A local jazz musician shares his journey from addiction to homelessness to recovery.

Guest:

J. Robert Schraeder Photography / The Coterie

Amid the vast genre known as holiday music, few classics stand out as much as A Charlie Brown Christmas, the Vince Guaraldi Trio’s soundtrack to the iconic Peanuts television special.

Coinciding with the 50th anniversary of the TV cartoon is the Coterie Theatre's live production. Demand for tickets was so intense the show is now sold out until after Christmas (it runs through Jan. 3).

American composers have played a role in turning the political tables in our society. Dr. Anna Celenza speaks with Steve Kraske about how their compositions influenced people's hearts and minds.

Guests:

When Anthony Ladesich found his father's youthful correspondence with an old Navy friend on a stack of reel-to-reel tapes, he also found so much more: a portal into Kansas City's jazz history, material for his films, and a way of keeping his dad with him a little longer.

Ladesich is showing his movies in the Kansas International Film Festival.

Guest:

  • Anthony Ladesich, filmmaker, Be It Ever So Humble, There Is No Place and Studio A

When we explored the life of Charlie Parker earlier this year, we were told that you can't talk about the history of jazz without talking about drugs. Is that true about the arts in general?

Guests:

  • Jan Schall, curator, Nelson-Atkins Museum of Art
  • Clancy Martin, writer
  • Chuck Haddix, host, The Fish Fry on KCUR

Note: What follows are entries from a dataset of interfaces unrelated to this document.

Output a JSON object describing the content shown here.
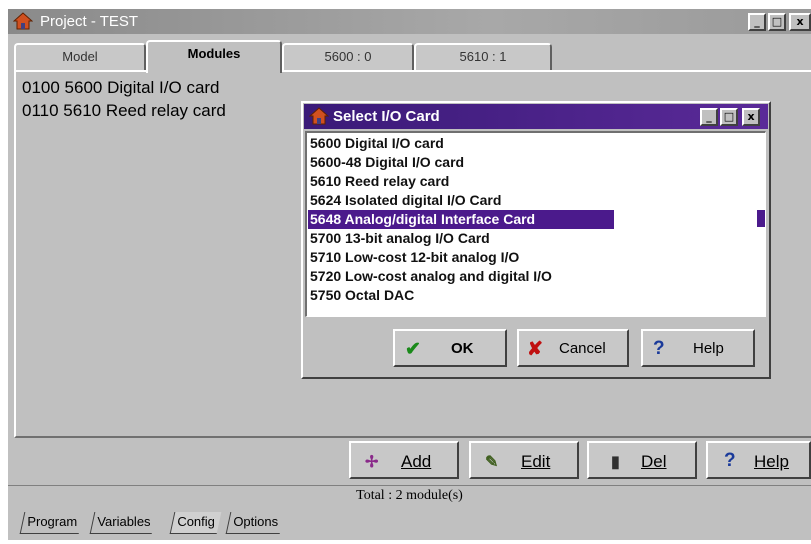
{
  "window": {
    "title": "Project - TEST",
    "controls": [
      "_",
      "□",
      "x"
    ]
  },
  "tabs": [
    {
      "label": "Model"
    },
    {
      "label": "Modules"
    },
    {
      "label": "5600 : 0"
    },
    {
      "label": "5610 : 1"
    }
  ],
  "modules": [
    "0100  5600 Digital I/O card",
    "0110  5610 Reed relay card"
  ],
  "dialog": {
    "title": "Select I/O Card",
    "controls": [
      "_",
      "□",
      "x"
    ],
    "cards": [
      "5600 Digital I/O card",
      "5600-48 Digital I/O card",
      "5610 Reed relay card",
      "5624 Isolated digital I/O Card",
      "5648 Analog/digital Interface Card",
      "5700 13-bit analog I/O Card",
      "5710 Low-cost 12-bit analog I/O",
      "5720 Low-cost analog and digital I/O",
      "5750 Octal DAC"
    ],
    "selected_index": 4,
    "buttons": {
      "ok": "OK",
      "cancel": "Cancel",
      "help": "Help"
    }
  },
  "actions": {
    "add": "Add",
    "edit": "Edit",
    "del": "Del",
    "help": "Help"
  },
  "status": "Total : 2 module(s)",
  "bottom_tabs": [
    "Program",
    "Variables",
    "Config",
    "Options"
  ],
  "colors": {
    "selection": "#4b1a8c",
    "dialog_title": "#3a1a78",
    "window_face": "#c0c0c0"
  }
}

Kansas City Artists Interpret "Alice In Wonderland"

Oct 20, 2015

Lewis Carroll's Alice's Adventures in Wonderland has inspired countless unique interpretations within art, literature, dance, theatre, music and film. We take a look at some local artists' versions as the story turns 150 years old.

Guests: